I will tell you more about the story as it develops, but I am excited about it. I want to eventually publish it. It should be ready just in time for all the events in the book to have happened (some take place in 2011). We will see.

I’ve never read many of the current favorites of the genre–the Shopaholics books, the ones with Sweet Potato in the title–which all appear to be serials, but I’m sure I’ll get around to it. What I hope to find in them, as I hope can be found in my own work, is good/great writing, fun & laughter, character growth, an emphasis on female friendship, expansion on what it means to be a woman from one woman’s existence, and a way to create a dialogue about something larger than shoes & purses.

What’s your NaNoWriMo novel about? What are you hoping your book would add to the genre if published? What great book inspired your love of the genre?

P.S. Love the clinical word for compulsive liars: Pseudologia Fantastica–sounds sexy! 😀

Your Introductory Course to Me

Misery (novel)

Image via Wikipedia

“Hello there,” you say, staring at the back of my head, angling your neck to try and get a better view of my face. I see you clearly reflected in the window in front of me. “I thought that was you!”

You appear delighted to see me, but I have no idea why. I’ve been dodging you for days, turning into alleys and crossing the street without thought to danger or destination whenever I saw your beige trenchcoat and stylized bedhead hair.

I’ve been waiting for you to catch me, turn your head faster than I can duck out of sight and raise a casual hand of greeting. I thought you had once, but you were signally a taxi. It made my heart race to almost be caught, just as it’s beating now…

I turn and extend a hand, one corner of my mouth upturned, the other a straight slash…

***

All of the above is fiction. I don’t make a habit of dodging people, but I am not a fan of introducing myself either. I usually don’t spend much time doing so (as my other blogs will attest). I usually just jump right in with wherever I am and catch you up as we go along. So, without further ado my life right now:

  • I am participating in NaNoWriMo; in other words, I am a nutcase. I still don’t know why I signed up for it. This is my first time attempting it, and I am well below the total I’m supposed to have at this point. More on this later.
  • Oh, and my NaNoWriMo novel is my first attempt at Chick Lit. Oh, boy, will you hear more on that later.
  • I am reading The Secret History by Donna Tartt. It’s a well written book. I found it a little slow at first, but I’m beginning to see her genius.

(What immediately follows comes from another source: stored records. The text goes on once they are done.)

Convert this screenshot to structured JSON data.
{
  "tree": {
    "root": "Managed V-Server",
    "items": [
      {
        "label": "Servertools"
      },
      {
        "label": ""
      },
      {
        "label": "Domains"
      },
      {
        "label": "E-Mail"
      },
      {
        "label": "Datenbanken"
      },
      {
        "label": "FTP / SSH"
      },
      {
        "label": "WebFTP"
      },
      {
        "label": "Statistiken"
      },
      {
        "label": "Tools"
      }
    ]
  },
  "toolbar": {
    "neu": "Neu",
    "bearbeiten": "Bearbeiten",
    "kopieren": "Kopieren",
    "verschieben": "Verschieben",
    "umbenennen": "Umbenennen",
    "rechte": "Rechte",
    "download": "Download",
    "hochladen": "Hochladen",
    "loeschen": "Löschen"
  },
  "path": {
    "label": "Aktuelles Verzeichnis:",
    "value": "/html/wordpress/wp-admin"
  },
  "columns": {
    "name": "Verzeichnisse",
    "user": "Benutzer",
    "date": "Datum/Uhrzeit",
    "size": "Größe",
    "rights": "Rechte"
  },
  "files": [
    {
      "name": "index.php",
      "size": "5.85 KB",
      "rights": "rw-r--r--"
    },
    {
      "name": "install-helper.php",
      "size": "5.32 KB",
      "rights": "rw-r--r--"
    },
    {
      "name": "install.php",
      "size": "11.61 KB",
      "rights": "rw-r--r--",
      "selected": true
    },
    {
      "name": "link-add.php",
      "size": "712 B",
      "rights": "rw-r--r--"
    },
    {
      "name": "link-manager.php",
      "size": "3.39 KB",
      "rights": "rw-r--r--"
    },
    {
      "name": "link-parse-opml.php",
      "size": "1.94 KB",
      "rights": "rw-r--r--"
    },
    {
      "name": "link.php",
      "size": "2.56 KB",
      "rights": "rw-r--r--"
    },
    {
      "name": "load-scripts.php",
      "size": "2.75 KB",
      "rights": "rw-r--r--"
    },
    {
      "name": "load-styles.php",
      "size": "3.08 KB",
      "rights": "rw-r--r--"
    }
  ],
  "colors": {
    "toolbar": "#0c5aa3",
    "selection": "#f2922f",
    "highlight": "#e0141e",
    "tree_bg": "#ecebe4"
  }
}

I usually read on my lunch break from work (I work for a company and do stuff–I’m sorry; that was deliberately vague). So far, on said lunch break, I’ve read Stephen King‘s Misery, Carrie, & It, along with a litany of Harlequin romance novels; I am now attempting to be more literary.
  • I’m moving in two weeks time, which only adds to the fun of working, reading, and writing–with packing!
  •  I think this is one of the coolest blog names ever!
  • There are a million and one things to do to this blog–I hope you stay around long enough to see me at my best
  • Yes, I realize I spelled “copyright” wrong; that was intentional.
  • This blog, at the moment, will be about me as a writer, reader, and literary thinker. However, due to chronic random-itis, I may digress into random observations that have nothing to do with any of the aforementioned things.
  •  Does anyone else feel like Paul Sheldon in Misery sometimes?–Not that some crazed fan is breaking your legs and holding you hostage, but that writing, while slow at first, sort of becomes a rabbit hole for you, to get away from all the pressure and stress of the everyday? I also feel like writing is something I can’t afford to not do–albeit for a different reason.

Enough of my rambling. Welcome. Kick of your shoes and stay a while. Pardon the mess.